THE DATA -

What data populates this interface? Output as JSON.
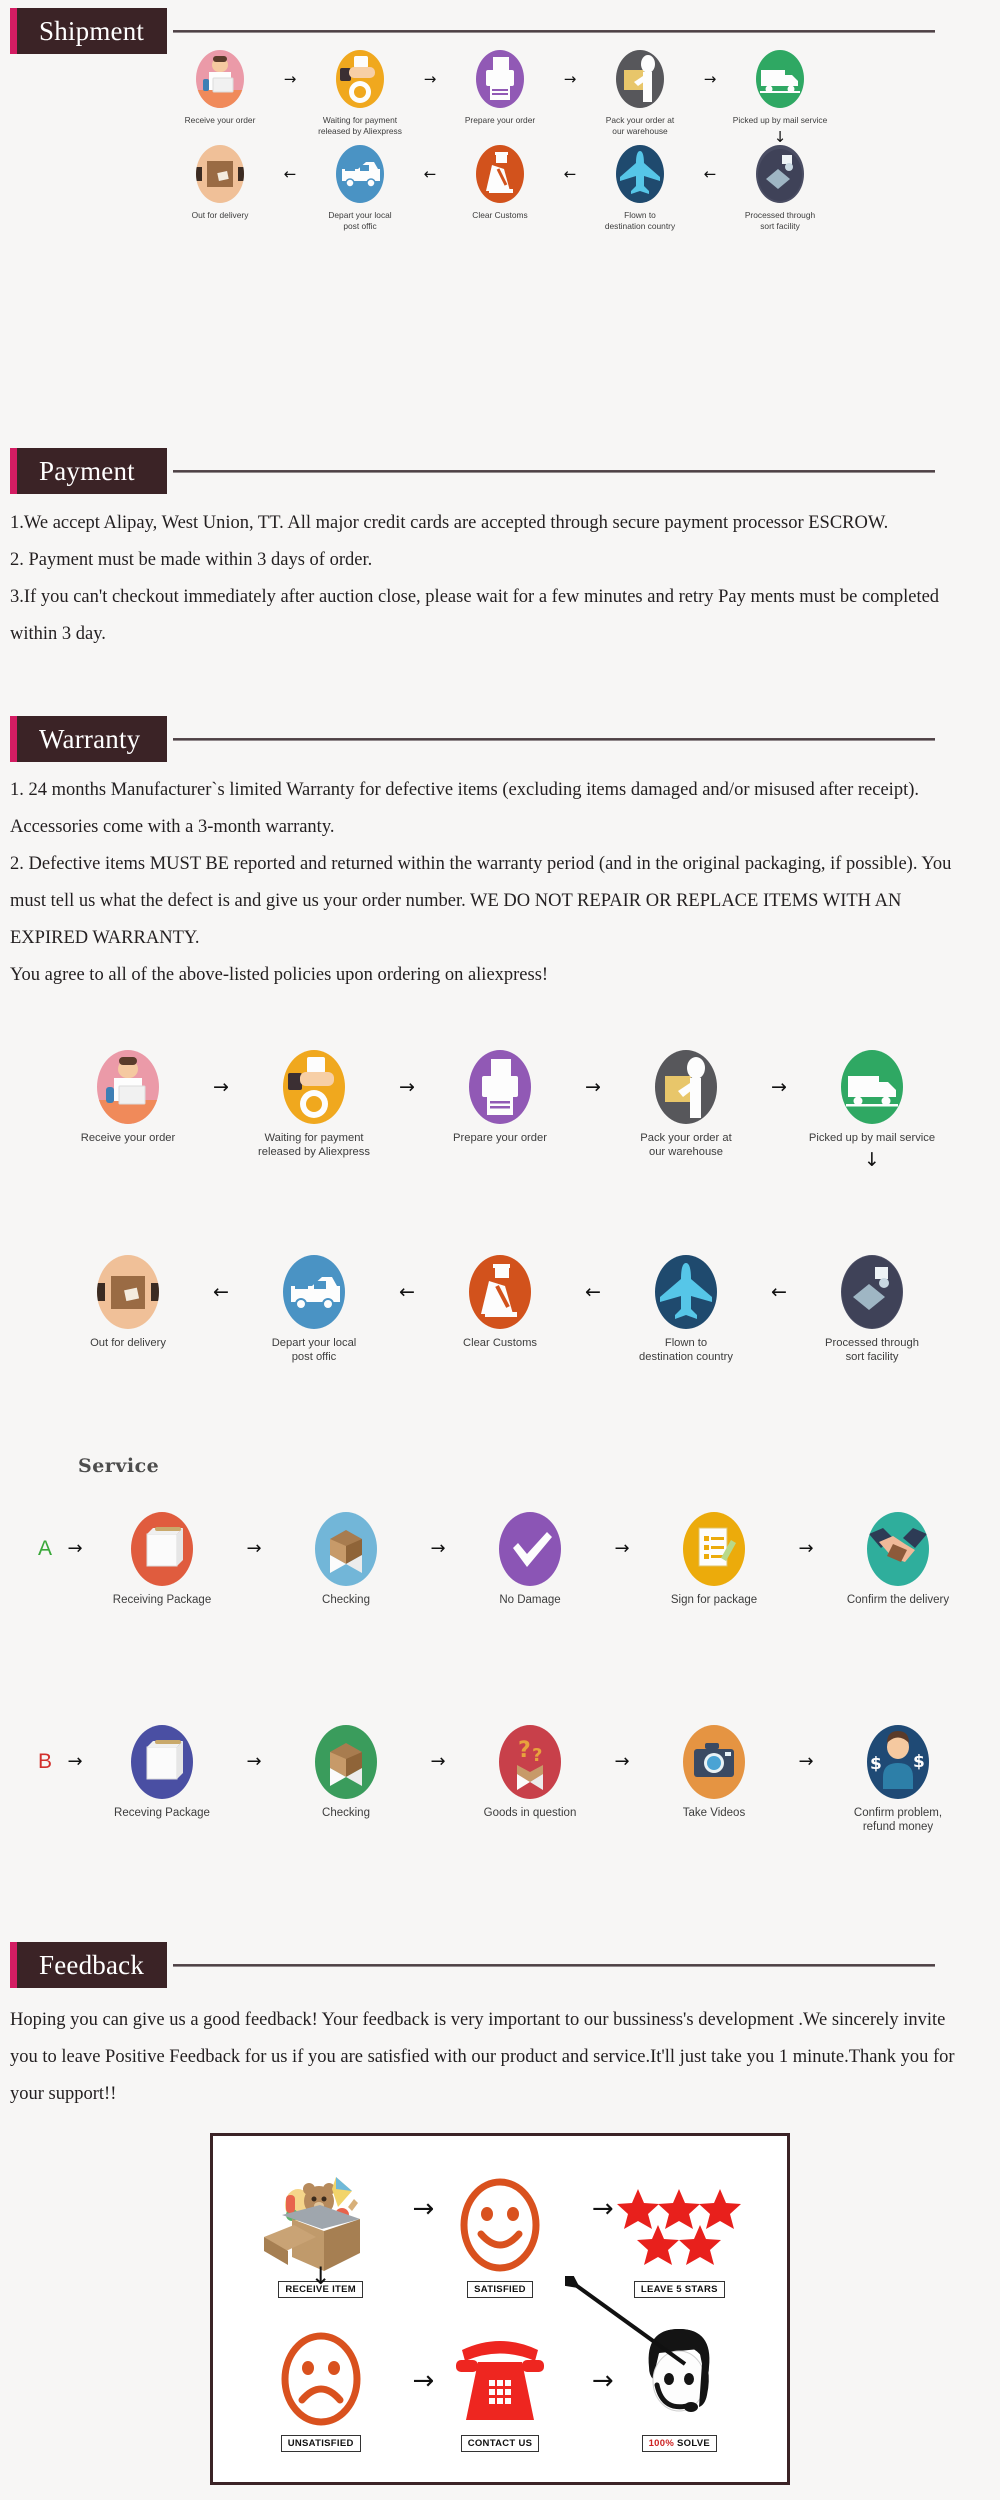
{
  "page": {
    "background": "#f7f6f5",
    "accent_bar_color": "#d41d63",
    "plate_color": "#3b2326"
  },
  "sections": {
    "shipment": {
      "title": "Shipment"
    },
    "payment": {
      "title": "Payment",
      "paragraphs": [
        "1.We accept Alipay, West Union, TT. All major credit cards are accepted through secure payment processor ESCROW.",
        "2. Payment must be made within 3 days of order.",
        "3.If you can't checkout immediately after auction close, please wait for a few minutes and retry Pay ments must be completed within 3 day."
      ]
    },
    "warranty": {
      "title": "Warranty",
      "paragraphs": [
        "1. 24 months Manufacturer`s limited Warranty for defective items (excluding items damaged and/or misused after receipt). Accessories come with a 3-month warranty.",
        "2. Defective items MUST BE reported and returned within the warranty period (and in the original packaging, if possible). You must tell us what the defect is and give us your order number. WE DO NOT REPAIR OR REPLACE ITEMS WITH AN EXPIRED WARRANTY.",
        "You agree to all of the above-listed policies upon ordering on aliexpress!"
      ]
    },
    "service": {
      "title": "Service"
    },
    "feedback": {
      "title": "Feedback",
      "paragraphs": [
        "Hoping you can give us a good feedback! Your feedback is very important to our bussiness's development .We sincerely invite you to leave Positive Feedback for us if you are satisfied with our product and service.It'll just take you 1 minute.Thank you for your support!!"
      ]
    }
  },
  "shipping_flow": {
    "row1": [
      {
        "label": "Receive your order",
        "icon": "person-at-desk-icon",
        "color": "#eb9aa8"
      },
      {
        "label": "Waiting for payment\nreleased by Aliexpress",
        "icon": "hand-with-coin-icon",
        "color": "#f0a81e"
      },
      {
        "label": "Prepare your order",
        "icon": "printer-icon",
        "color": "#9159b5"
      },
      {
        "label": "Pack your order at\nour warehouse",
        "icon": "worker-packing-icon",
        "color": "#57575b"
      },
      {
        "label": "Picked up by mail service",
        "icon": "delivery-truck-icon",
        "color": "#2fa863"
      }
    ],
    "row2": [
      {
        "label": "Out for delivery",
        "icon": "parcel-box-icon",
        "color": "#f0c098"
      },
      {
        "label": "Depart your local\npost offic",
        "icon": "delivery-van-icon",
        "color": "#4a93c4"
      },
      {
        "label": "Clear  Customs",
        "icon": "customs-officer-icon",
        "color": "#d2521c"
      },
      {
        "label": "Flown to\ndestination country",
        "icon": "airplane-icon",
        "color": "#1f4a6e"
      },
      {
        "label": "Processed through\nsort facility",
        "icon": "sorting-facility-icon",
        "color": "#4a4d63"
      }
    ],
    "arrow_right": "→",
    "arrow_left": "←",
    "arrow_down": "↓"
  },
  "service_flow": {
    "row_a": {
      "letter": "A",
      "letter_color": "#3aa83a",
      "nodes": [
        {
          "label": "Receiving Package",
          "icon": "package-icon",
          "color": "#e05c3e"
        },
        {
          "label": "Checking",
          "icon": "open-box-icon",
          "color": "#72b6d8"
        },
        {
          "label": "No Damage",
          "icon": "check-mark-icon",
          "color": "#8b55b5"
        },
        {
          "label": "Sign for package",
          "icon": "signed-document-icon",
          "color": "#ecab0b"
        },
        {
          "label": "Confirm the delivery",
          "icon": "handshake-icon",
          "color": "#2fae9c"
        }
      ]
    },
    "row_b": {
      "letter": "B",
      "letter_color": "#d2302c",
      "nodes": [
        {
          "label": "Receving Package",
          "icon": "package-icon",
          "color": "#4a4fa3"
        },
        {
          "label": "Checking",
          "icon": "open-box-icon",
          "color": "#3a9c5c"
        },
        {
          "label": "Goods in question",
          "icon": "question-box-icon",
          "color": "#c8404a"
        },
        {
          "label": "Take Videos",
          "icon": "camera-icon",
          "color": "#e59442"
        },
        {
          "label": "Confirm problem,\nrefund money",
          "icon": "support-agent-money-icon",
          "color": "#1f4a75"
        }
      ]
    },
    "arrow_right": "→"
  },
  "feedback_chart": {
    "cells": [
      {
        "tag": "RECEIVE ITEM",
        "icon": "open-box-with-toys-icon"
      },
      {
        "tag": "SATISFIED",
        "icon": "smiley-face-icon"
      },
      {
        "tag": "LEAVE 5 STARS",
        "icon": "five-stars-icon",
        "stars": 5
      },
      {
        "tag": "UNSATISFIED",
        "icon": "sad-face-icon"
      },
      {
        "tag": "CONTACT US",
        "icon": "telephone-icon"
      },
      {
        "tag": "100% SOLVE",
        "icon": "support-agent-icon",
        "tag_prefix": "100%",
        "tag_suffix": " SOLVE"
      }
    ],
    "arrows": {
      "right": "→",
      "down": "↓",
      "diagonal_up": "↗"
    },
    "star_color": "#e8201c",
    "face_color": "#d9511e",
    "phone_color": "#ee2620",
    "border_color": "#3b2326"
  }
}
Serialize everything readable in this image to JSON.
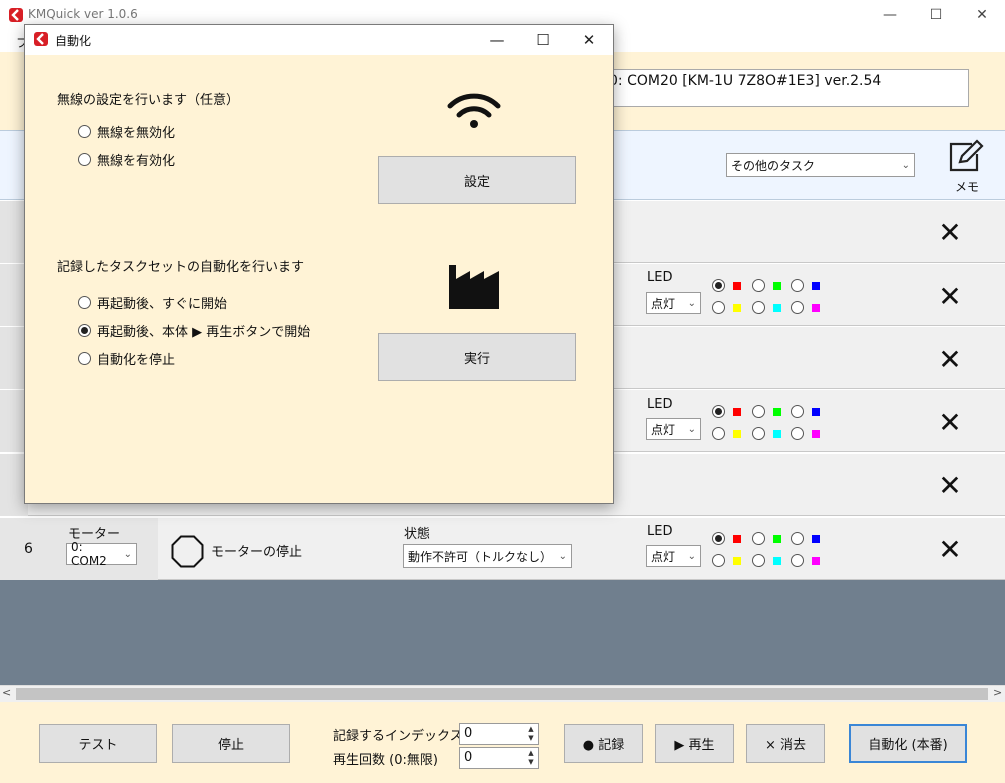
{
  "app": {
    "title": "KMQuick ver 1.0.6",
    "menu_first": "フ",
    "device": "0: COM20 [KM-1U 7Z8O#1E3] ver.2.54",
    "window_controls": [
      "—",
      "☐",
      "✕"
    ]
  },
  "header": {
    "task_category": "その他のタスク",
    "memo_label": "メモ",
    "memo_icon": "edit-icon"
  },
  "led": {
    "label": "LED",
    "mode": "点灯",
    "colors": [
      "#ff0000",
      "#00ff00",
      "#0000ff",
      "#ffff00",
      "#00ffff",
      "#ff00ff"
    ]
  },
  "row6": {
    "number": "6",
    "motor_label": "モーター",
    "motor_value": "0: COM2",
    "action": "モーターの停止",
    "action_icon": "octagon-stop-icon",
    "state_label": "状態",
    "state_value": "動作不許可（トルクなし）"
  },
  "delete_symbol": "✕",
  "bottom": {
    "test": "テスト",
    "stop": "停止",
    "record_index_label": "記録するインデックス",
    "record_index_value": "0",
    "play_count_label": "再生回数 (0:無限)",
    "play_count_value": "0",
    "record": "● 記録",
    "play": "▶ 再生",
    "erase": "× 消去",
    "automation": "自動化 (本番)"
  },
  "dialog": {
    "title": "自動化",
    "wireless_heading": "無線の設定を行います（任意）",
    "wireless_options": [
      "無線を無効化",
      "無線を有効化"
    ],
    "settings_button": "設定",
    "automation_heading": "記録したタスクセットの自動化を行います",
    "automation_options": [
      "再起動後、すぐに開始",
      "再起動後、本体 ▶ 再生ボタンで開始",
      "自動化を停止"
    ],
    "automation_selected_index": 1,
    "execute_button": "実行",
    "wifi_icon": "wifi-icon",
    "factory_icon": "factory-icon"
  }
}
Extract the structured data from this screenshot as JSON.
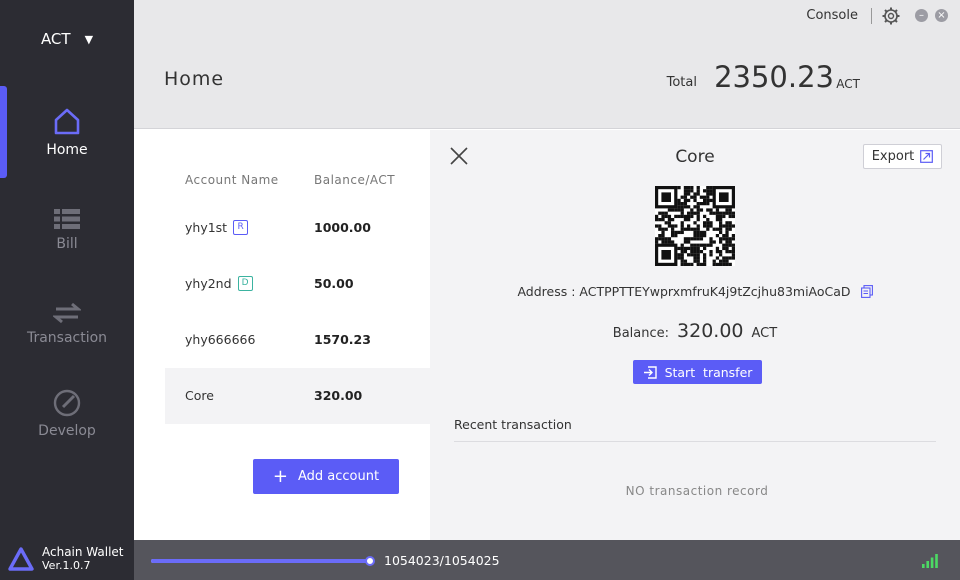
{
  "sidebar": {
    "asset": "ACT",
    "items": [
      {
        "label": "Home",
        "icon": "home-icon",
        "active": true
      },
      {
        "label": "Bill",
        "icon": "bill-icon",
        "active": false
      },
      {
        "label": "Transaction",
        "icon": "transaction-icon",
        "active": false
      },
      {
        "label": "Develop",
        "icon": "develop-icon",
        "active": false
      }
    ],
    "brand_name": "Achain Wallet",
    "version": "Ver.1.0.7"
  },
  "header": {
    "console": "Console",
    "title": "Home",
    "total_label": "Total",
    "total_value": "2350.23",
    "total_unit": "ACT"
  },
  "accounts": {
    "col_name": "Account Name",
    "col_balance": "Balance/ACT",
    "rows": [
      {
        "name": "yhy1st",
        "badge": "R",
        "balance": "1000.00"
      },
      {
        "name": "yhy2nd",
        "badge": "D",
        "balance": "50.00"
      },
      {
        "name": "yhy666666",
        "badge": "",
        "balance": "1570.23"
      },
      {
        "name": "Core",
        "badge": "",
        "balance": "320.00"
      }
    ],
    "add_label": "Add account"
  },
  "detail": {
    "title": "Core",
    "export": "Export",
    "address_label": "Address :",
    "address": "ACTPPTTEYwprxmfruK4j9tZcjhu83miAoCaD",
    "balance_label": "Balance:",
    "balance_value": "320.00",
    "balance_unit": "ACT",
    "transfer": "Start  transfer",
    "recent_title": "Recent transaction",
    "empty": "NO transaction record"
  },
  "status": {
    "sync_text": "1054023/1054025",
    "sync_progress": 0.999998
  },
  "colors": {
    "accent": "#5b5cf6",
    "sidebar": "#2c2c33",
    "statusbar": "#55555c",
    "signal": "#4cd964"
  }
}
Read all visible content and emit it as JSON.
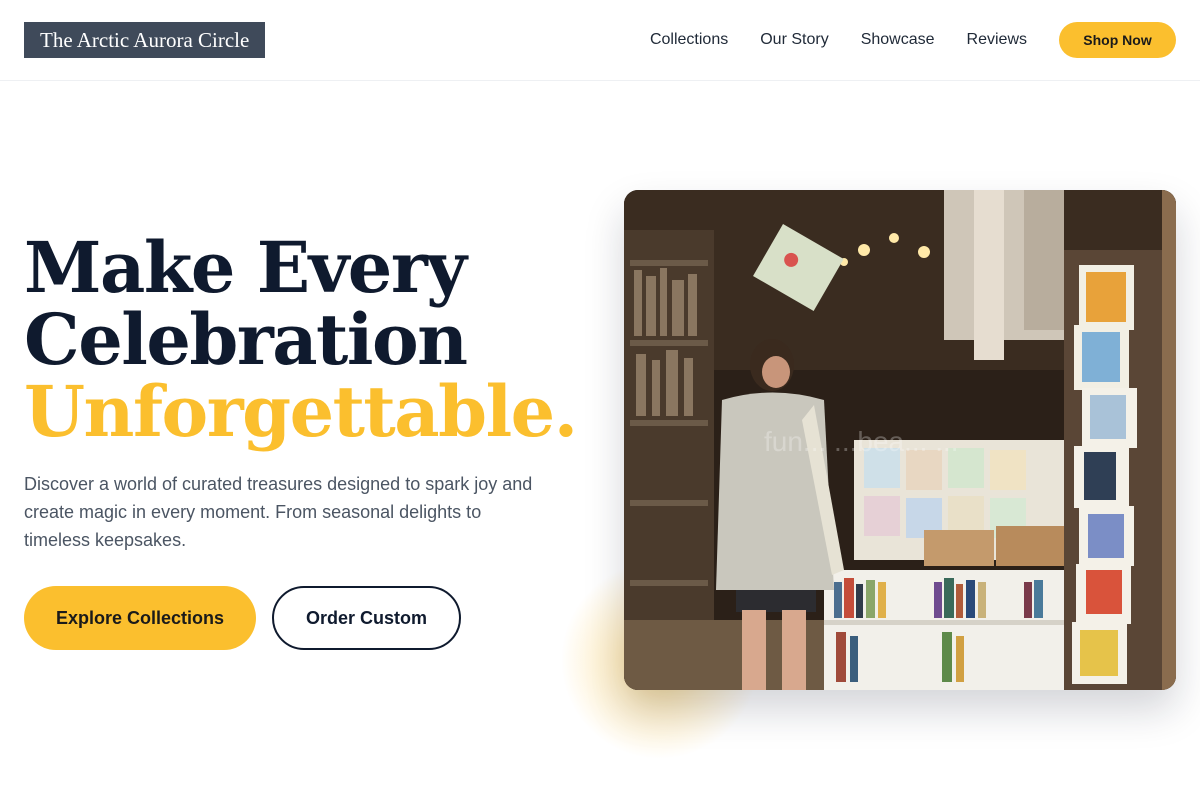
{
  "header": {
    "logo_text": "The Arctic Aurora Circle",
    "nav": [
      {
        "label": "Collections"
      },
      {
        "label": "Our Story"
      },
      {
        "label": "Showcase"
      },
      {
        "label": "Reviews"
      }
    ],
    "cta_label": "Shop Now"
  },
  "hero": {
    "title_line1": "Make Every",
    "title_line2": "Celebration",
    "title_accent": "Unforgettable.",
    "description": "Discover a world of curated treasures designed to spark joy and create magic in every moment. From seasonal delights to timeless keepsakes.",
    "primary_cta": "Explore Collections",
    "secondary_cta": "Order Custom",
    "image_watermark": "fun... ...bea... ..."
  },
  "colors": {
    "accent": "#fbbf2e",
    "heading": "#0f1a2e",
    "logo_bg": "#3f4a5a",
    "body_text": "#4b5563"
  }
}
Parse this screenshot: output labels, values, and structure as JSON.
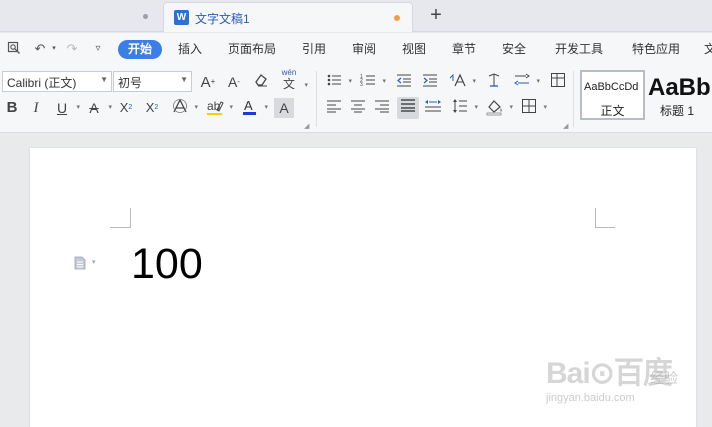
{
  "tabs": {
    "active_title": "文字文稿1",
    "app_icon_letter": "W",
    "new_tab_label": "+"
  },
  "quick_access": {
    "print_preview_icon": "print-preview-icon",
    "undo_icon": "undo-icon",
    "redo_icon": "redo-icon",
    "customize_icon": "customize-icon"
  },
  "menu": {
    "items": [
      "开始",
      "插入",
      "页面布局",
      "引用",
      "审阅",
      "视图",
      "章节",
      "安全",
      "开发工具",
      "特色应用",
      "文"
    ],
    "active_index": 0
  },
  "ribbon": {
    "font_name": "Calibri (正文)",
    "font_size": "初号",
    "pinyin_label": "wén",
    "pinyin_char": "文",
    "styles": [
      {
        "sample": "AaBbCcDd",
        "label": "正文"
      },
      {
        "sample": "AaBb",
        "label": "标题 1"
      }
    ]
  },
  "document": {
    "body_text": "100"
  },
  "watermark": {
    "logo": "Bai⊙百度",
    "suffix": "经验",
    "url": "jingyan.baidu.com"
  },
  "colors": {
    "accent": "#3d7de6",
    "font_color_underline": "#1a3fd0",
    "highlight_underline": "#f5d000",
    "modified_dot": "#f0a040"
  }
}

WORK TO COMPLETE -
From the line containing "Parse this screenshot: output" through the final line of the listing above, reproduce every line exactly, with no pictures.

RESULT OF THIS TASK -
Parse this screenshot: output labels, values, and structure as JSON.
{
  "tabs": {
    "active_title": "文字文稿1",
    "app_icon_letter": "W",
    "new_tab_label": "+"
  },
  "quick_access": {
    "print_preview_icon": "print-preview-icon",
    "undo_icon": "undo-icon",
    "redo_icon": "redo-icon",
    "customize_icon": "customize-icon"
  },
  "menu": {
    "items": [
      "开始",
      "插入",
      "页面布局",
      "引用",
      "审阅",
      "视图",
      "章节",
      "安全",
      "开发工具",
      "特色应用",
      "文"
    ],
    "active_index": 0
  },
  "ribbon": {
    "font_name": "Calibri (正文)",
    "font_size": "初号",
    "pinyin_label": "wén",
    "pinyin_char": "文",
    "styles": [
      {
        "sample": "AaBbCcDd",
        "label": "正文"
      },
      {
        "sample": "AaBb",
        "label": "标题 1"
      }
    ]
  },
  "document": {
    "body_text": "100"
  },
  "watermark": {
    "logo": "Bai⊙百度",
    "suffix": "经验",
    "url": "jingyan.baidu.com"
  },
  "colors": {
    "accent": "#3d7de6",
    "font_color_underline": "#1a3fd0",
    "highlight_underline": "#f5d000",
    "modified_dot": "#f0a040"
  }
}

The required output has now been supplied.